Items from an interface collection
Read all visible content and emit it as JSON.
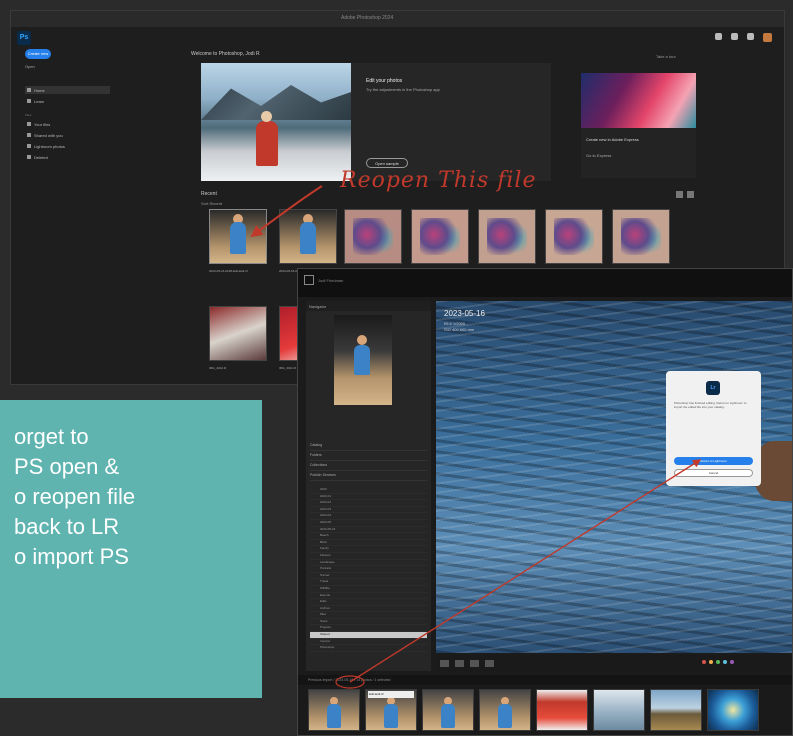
{
  "ps": {
    "logo": "Ps",
    "create_label": "Create new",
    "open_label": "Open",
    "sidebar": [
      {
        "label": "Home",
        "active": true
      },
      {
        "label": "Learn",
        "active": false
      }
    ],
    "sidebar_head": "Files",
    "sidebar_files": [
      "Your files",
      "Shared with you",
      "Lightroom photos",
      "Deleted"
    ],
    "welcome": "Welcome to Photoshop, Jodi R",
    "tour_link": "Take a tour",
    "hero_title": "Edit your photos",
    "hero_sub": "Try the adjustments in the Photoshop app",
    "hero_button": "Open sample",
    "promo_title": "Create new in Adobe Express",
    "promo_link": "Go to Express",
    "recent_label": "Recent",
    "sort_label": "Sort  Recent",
    "captions": [
      "2023-05-16-0198-Edit-Edit.tif",
      "2023-05-16-0198-Edit.tif",
      "2023-05-16-0192.tif",
      "2023-05-16-0192-2.tif",
      "2023-05-16-0188.tif",
      "2023-05-16-0185.tif",
      "2023-05-16-0180.tif",
      "IMG_4012.tif",
      "IMG_4011.tif"
    ]
  },
  "annotation": "Reopen This file",
  "callout": {
    "lines": [
      "orget to",
      "PS open &",
      "o reopen file",
      "back to LR",
      "o import PS"
    ]
  },
  "lr": {
    "identity": "Jodi Friedman",
    "navigator": "Navigator",
    "panels": [
      "Catalog",
      "Folders",
      "Collections",
      "Publish Services"
    ],
    "folders": [
      "2023",
      "2023-01",
      "2023-02",
      "2023-03",
      "2023-04",
      "2023-05",
      "2023-05-16",
      "Beach",
      "Birds",
      "Family",
      "Flowers",
      "Landscape",
      "Portraits",
      "Sunset",
      "Travel",
      "Wildlife",
      "Exports",
      "Edits",
      "Archive",
      "Misc",
      "Stock",
      "Projects",
      "Shared",
      "Imports",
      "Photoshop"
    ],
    "selected_folder_index": 22,
    "image_title": "2023-05-16",
    "image_sub": "f/5.6  1/2000",
    "image_meta": "ISO 400  600 mm",
    "dialog_badge": "Lr",
    "dialog_message": "Photoshop has finished editing. Return to Lightroom to import the edited file into your catalog.",
    "dialog_primary": "Return to Lightroom",
    "dialog_secondary": "Cancel",
    "filmbar": "Previous Import  /  2023-05-16  /  14 photos / 1 selected",
    "film_tip": "Edit-Edit.tif"
  }
}
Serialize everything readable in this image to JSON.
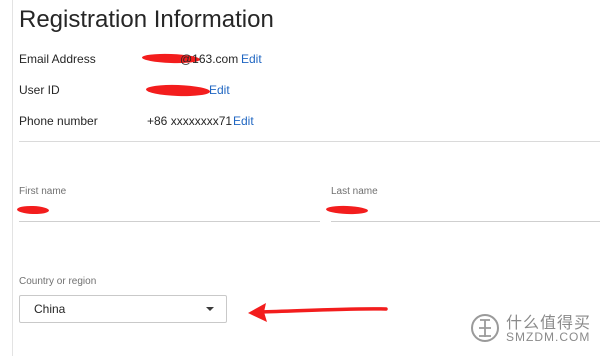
{
  "page": {
    "title": "Registration Information"
  },
  "account_info": {
    "email": {
      "label": "Email Address",
      "value": "@163.com",
      "edit_label": "Edit"
    },
    "user_id": {
      "label": "User ID",
      "value": "",
      "edit_label": "Edit"
    },
    "phone": {
      "label": "Phone number",
      "value": "+86 xxxxxxxx71",
      "edit_label": "Edit"
    }
  },
  "name_fields": {
    "first_name": {
      "label": "First name",
      "value": ""
    },
    "last_name": {
      "label": "Last name",
      "value": ""
    }
  },
  "country": {
    "label": "Country or region",
    "selected": "China"
  },
  "annotation": {
    "color": "#f31d1d"
  },
  "watermark": {
    "cn_text": "什么值得买",
    "en_text": "SMZDM.COM"
  },
  "colors": {
    "link": "#1f66c2",
    "redaction": "#f31d1d"
  }
}
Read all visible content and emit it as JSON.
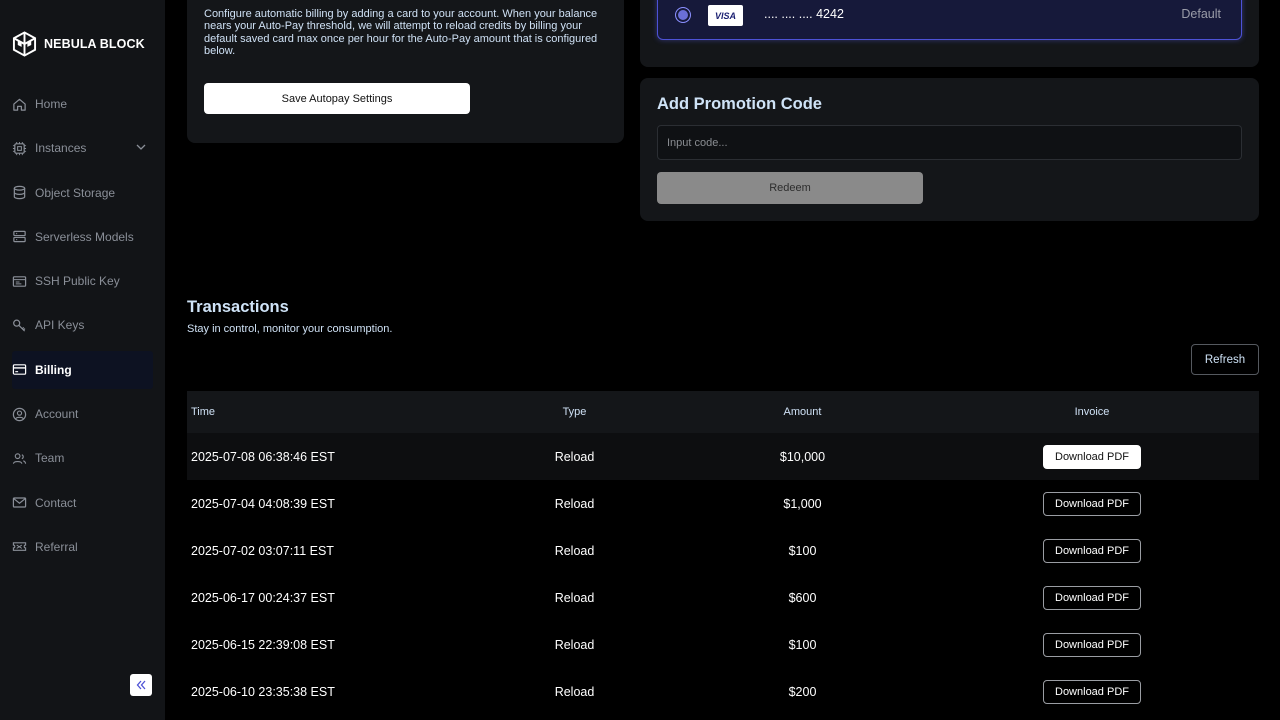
{
  "brand": {
    "name": "NEBULA BLOCK"
  },
  "sidebar": {
    "items": [
      {
        "label": "Home",
        "icon": "home-icon"
      },
      {
        "label": "Instances",
        "icon": "chip-icon",
        "expandable": true
      },
      {
        "label": "Object Storage",
        "icon": "database-icon"
      },
      {
        "label": "Serverless Models",
        "icon": "server-icon"
      },
      {
        "label": "SSH Public Key",
        "icon": "ssh-key-icon"
      },
      {
        "label": "API Keys",
        "icon": "key-icon"
      },
      {
        "label": "Billing",
        "icon": "credit-card-icon",
        "active": true
      },
      {
        "label": "Account",
        "icon": "user-circle-icon"
      },
      {
        "label": "Team",
        "icon": "team-icon"
      },
      {
        "label": "Contact",
        "icon": "mail-icon"
      },
      {
        "label": "Referral",
        "icon": "ticket-icon"
      }
    ]
  },
  "autopay": {
    "description": "Configure automatic billing by adding a card to your account. When your balance nears your Auto-Pay threshold, we will attempt to reload credits by billing your default saved card max once per hour for the Auto-Pay amount that is configured below.",
    "save_label": "Save Autopay Settings"
  },
  "card": {
    "brand": "VISA",
    "number": ".... .... .... 4242",
    "status": "Default"
  },
  "promo": {
    "title": "Add Promotion Code",
    "placeholder": "Input code...",
    "redeem_label": "Redeem"
  },
  "transactions": {
    "title": "Transactions",
    "subtitle": "Stay in control, monitor your consumption.",
    "refresh_label": "Refresh",
    "columns": {
      "time": "Time",
      "type": "Type",
      "amount": "Amount",
      "invoice": "Invoice"
    },
    "download_label": "Download PDF",
    "rows": [
      {
        "time": "2025-07-08 06:38:46 EST",
        "type": "Reload",
        "amount": "$10,000"
      },
      {
        "time": "2025-07-04 04:08:39 EST",
        "type": "Reload",
        "amount": "$1,000"
      },
      {
        "time": "2025-07-02 03:07:11 EST",
        "type": "Reload",
        "amount": "$100"
      },
      {
        "time": "2025-06-17 00:24:37 EST",
        "type": "Reload",
        "amount": "$600"
      },
      {
        "time": "2025-06-15 22:39:08 EST",
        "type": "Reload",
        "amount": "$100"
      },
      {
        "time": "2025-06-10 23:35:38 EST",
        "type": "Reload",
        "amount": "$200"
      }
    ]
  },
  "colors": {
    "accent": "#4d52d6",
    "sidebar_bg": "#121417",
    "panel_bg": "#141619",
    "heading": "#cfe3f7"
  }
}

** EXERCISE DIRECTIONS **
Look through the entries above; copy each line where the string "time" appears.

** ANSWER BOX **
      "time": "Time",
        "time": "2025-07-08 06:38:46 EST",
        "time": "2025-07-04 04:08:39 EST",
        "time": "2025-07-02 03:07:11 EST",
        "time": "2025-06-17 00:24:37 EST",
        "time": "2025-06-15 22:39:08 EST",
        "time": "2025-06-10 23:35:38 EST",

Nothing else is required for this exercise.